      Meanwhile, research out of UBC has determined that certain strains of the Listeria monocytogenes bacterium are able to adapt to cold and grow, possibly going on to make people sick.

      “Listeria monocytogenes is an environmentally ubiquitous organism that frequently contaminates food-processing environments,” the authors (who included UBC grad student Jovana Kovacevic and Kevin Allen, UBC assistant professor of food microbiology) wrote in a 2013 study published in Applied and Environmental Microbiology. The organisms studied “may have increased ability to grow to unacceptable and potentially dangerous levels during cold storage.…These isolates are of significant concern to food processors and public health officials.”

      Listeriosis can cause gastroenteritis or mild flulike symptoms in healthy people. In those with compromised immune systems, infections can become “invasive” and lead to encephalitis, meningitis, septicemia, or spontaneous abortions during the last trimester of pregnancy. Mortality rates range from 20 percent to 40 percent, according to the study.

      For Erica Frank, a professor in UBC’s school of population and public health, the lack of monitoring for radiation in B.C. fish following the Fukushima nuclear-reactor disaster is also a concern. Although Frank, a former U.S. president of Physicians for Social Responsibility, said the risk from consuming local fish is low, she doesn’t understand why the CFIA isn’t rigorously monitoring the situation on a regular basis, calling it a “policy problem”.

      “People are anxious about this,” Frank said in a phone interview. “I don’t think they need to be, but what they do need to be anxious about is the fact that in North America we have an awful lot of nuclear power plants of our own, and this is something that has to change. We need to think about this. My specialty is preventive medicine, and this is about as fundamentally preventive as you can get.”

      According to a February 2014 web release, the CFIA tested more than 200 food samples following Fukushima, including imported food products from Japan, milk from B.C., and domestic and migratory fish from off the B.C. coast. The agency posted that “all were found to be below Health Canada’s actionable levels for radioactivity. As such, enhanced import controls have been lifted and no additional testing is planned.”

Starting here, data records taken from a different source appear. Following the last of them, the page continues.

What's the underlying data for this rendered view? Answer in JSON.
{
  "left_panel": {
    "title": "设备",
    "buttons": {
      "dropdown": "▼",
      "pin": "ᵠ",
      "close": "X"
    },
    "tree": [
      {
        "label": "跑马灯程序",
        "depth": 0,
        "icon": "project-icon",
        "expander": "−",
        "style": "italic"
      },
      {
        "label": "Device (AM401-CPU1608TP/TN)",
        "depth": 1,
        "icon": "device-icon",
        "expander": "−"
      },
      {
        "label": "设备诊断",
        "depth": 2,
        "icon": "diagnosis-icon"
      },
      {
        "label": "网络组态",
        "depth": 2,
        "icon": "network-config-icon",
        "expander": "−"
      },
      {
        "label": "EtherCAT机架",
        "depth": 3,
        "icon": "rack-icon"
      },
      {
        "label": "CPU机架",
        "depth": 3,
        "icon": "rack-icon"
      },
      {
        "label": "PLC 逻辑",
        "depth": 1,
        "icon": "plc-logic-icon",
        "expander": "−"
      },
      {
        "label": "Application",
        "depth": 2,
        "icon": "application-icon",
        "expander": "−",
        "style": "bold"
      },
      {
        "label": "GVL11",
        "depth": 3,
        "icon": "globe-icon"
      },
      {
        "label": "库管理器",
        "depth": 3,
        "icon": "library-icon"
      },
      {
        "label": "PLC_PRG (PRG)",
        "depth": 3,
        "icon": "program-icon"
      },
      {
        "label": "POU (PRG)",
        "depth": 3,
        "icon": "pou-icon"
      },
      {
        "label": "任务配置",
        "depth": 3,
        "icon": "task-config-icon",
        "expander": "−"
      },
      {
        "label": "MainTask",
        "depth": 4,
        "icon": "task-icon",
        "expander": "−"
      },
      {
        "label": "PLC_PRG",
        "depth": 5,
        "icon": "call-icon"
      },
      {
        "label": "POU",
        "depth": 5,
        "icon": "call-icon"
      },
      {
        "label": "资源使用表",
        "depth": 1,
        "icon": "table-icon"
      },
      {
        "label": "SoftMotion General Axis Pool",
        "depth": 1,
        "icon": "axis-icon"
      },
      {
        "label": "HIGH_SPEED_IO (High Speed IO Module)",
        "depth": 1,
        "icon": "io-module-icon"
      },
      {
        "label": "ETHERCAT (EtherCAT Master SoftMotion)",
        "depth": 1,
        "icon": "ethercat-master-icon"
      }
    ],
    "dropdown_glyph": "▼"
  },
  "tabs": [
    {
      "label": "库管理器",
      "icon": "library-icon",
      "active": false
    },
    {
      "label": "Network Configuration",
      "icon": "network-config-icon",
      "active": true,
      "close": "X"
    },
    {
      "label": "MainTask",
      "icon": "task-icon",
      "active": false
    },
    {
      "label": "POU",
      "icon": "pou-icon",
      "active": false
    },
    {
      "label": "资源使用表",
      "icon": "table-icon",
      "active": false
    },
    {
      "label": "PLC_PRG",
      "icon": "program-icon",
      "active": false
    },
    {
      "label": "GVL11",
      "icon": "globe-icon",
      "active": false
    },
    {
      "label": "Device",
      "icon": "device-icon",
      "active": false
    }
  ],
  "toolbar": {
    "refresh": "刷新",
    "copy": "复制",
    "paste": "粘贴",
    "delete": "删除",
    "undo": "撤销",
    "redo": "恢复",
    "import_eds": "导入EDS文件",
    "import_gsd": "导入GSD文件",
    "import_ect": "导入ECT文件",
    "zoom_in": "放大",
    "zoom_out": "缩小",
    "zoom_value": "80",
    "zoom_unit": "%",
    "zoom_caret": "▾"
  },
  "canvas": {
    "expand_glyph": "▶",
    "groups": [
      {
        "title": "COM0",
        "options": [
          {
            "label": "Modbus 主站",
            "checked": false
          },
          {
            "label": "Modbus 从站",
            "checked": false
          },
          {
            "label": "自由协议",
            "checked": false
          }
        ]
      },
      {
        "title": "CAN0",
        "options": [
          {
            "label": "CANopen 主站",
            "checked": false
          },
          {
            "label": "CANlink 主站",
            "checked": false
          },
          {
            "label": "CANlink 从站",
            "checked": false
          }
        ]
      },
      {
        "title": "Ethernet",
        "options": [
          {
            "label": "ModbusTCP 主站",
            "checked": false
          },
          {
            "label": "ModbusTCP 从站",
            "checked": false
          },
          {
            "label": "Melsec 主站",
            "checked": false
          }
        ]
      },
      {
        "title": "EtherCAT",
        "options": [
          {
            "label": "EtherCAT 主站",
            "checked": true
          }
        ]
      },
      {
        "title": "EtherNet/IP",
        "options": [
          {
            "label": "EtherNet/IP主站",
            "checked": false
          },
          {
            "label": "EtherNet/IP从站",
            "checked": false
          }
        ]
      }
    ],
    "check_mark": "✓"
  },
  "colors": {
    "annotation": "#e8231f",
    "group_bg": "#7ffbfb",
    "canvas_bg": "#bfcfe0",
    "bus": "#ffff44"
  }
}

      The effects of Fukushima are not over, however, according to Frank. “Those radioisotopes have 30-year half-lives, and I’m not at all confident that their [the Japanese government’s] containment efforts are going to hold out that long,” she said.

      The issue of food safety has caught the attention of opposition politicians. According to federal Liberal agriculture critic Mark Eyking, this could become a significant issue in next year’s federal election.

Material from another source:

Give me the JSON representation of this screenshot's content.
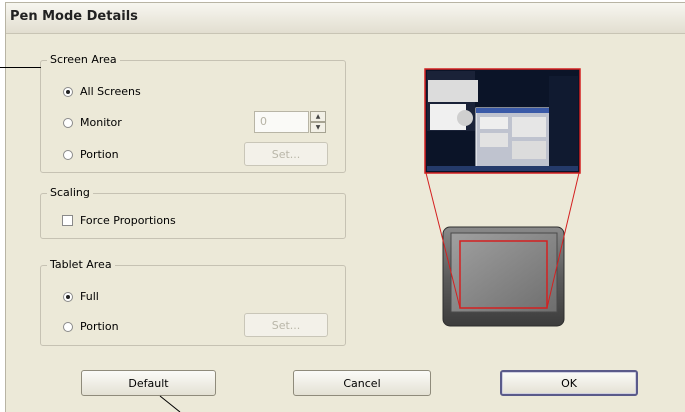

      “The food industry is a very competitive industry, and when people get cutting corners, it’s important that inspectors are there,” Eyking said on the line from Cape Breton, Nova Scotia. “If anything, we should be increasing our resources, not decreasing them.”

      Meanwhile, federal NDP agriculture critic Malcolm Allen said cutbacks to the CFIA and the increase in industry self-regulation combine to threaten the safety of our food.

      “One of the concerns is with the amount of food that comes into the country and the lack of inspection that actually happens,” Allen said by phone. “With such quantities of product being imported, we’re not really, I don’t believe, doing the work at the border because inspectors are understaffed.

      “It used to be that CFIA did a lot of retail-level inspections,” he noted. “Those inspections are few and far between in metropolitan areas and even less so when it comes to smaller communities.”

      Follow Gail Johnson on Twitter at @gailjohnsonwork.




      Aug 17, 2014 at 8:25am

      Having worked in the food industry for many years, I am not surprised at these cuts. Most of the CFIA inspectors were lazy, disorganized, incompetent, and a waste of tax dollars. The local health region inspectors are slightly better, and I think they have typically done a better job.


      Aug 28, 2014 at 7:25am

      I think it all comes down to penny pinching to make bonuses or impress the bosses while putting the public at risk, seems like a poorly run dept.